Is There Any Good News?

One of the first things that Jesus of Nazareth did when he began his teaching career was to travel all through his home region of Galilee, teaching in all their synagogues, where he "proclaimed a good message."  (In Greek, "kerusso" = proclaim "euaggelion" = a good message from "eu" = good and "aggello" = bring news. "aggelos" = messenger, from whence "angel".)  This phrase became, in English, "gospel."

What was this message? Why was it good?

The message was, and is, that eternal life is available from Him.  This is good, is it not?

Is this message relevant to us?  You decide.  Everybody dies, right?  Has anyone else offered you a way around this?  Not your doctor, I'm sure of that.  And not your boss, your mom, or your best friend, either.

How do we obtain this eternal life?  And at what price?  That is, what do we have to do to get it?

The answers are that we obtain eternal life through belief: believing that Jesus of Nazareth is God; that there is no price; that we get it be reaching out (spiritually, not manually) and taking it.

Believing that Jesus of Nazareth was and is God has complex implications.  God doesn't require us to understand all the implications of this belief before making the grant of eternal life that He promises.

The first implication is that we are, in a way, as good as dead.  That is, our life sooner or later ends in our death, which we have no power to change.  And we are spiritually "dead" in the sense that we are not, by nature, in contact with God.

The reason for this is that we have done wrong.  That we've done some wrong things against others is easy to see; it's a bit harder to see whether we've done wrong things against God.  Regardless, God has decreed that death is the eventual penalty for all sin.

What is wrongdoing?

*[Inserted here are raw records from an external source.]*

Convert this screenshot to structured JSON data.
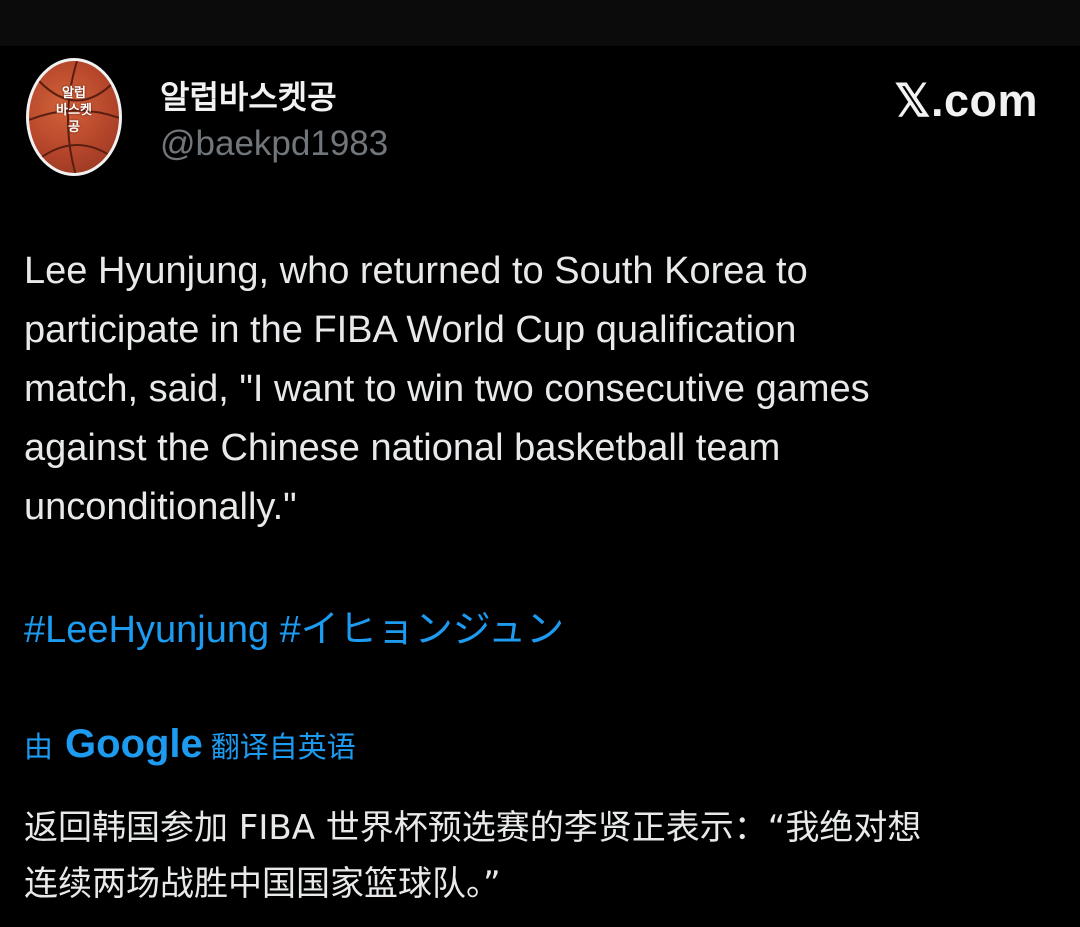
{
  "author": {
    "display_name": "알럽바스켓공",
    "handle": "@baekpd1983",
    "avatar_text": "알럽\n바스켓\n공"
  },
  "brand": "𝕏.com",
  "tweet": {
    "lines": [
      "Lee Hyunjung, who returned to South Korea to",
      "participate in the FIBA World Cup qualification",
      "match, said, \"I want to win two consecutive games",
      "against the Chinese national basketball team",
      "unconditionally.\""
    ],
    "hashtags": [
      "#LeeHyunjung",
      "#イヒョンジュン"
    ]
  },
  "translation": {
    "by_label": "由",
    "provider": "Google",
    "suffix": "翻译自英语",
    "lines": [
      "返回韩国参加 FIBA 世界杯预选赛的李贤正表示：“我绝对想",
      "连续两场战胜中国国家篮球队。”"
    ]
  },
  "colors": {
    "background": "#000000",
    "text": "#e7e9ea",
    "secondary_text": "#71767b",
    "link": "#1d9bf0"
  }
}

What is sin? Is there any absolute right or wrong?  The ten commandments are simply a summary, they aren't a complete description.  They describe what God expected of the Israelites toward Himself and toward others.  But they don't give a clue about what sin is in its essence.  That clue is in Isaiah: "...each of us has turned to his own way."

The kernel, the nubbin, the core of sin is simply egocentrism -- self-centeredness, self interest.  Offense of others begins when we think of ourselves first.  It's impossible to avoid this, you protest.  I agree.  That's why we're all sinful.  Not all sin is horrible.  Some is actually admirable though it doesn't satisfy God.  But as long as we're egocentric, we are unlike God -- "ungodly."  

It might be especially hard for us Americans, who take for granted political and personal freedom, to comprehend that we are not free in the cosmic sense.  The cosmos originated from the mind of God; He is its master and therefore ours as well even though He does not dictate our actions.  He made us, so He has the right to rule us if He wishes.  In fact, since He made us, He has the right to do anything He wishes with us, just as an artist can place her brush anywhere on the canvas, and make something beautiful or something repellent; just as a novelist has the right to create a character who is admirable or one who is deformed.

Freedom is always circumscribed.  It's limited by feasibility at least.  It's limited by opportunity, by random events that expose or cut off possibilities.  It's controlled by law, regulation, tradition, and the inhibitions of self.  Freedom is also relative to the consequences of our actions.  Once we've made a choice, we no longer have the ability to make a choice.  This is not trivial.  If you invest your money in Walter's Widgets, you cannot also invest it in Helen's Hangars.  And if Walter's company goes belly up, you are not free to avoid the consequences.

We are also free to jump off many types of metaphorical cliffs and real ones too,  but must then endure the consequences.  So there is no absolute freedom.

What most people refer to as "freedom" is chiefly permission to use discretion in daily life, and not to live under oppression, which unfairly restricts our freedom to do well.

We have, in simple fact, been born free in the sense that God places no controls on us except the natural ones that surround us and our own propensity for self control.  And we are not free in this same sense: we are the captives of our nature.  We cannot avoid selfishness; we cannot avoid satisfying, to one extent or another, our natural appetites and inclinations.

One of the implications of belief in Jesus as God is that this puts us in spiritual contact with God; a new spiritual sensibility is created within us that sets us free, in a small but important way, from being captives to our nature.

So there is good news: belief that Jesus of Nazareth was and is God rescues us from the spiritual death that we're born into, begins to free us from the limitations of our animal nature, and gives us many priviledges that are detailed in scripture.  Details are found best in the gospel of John and the epistles to the Romans and Ephesians.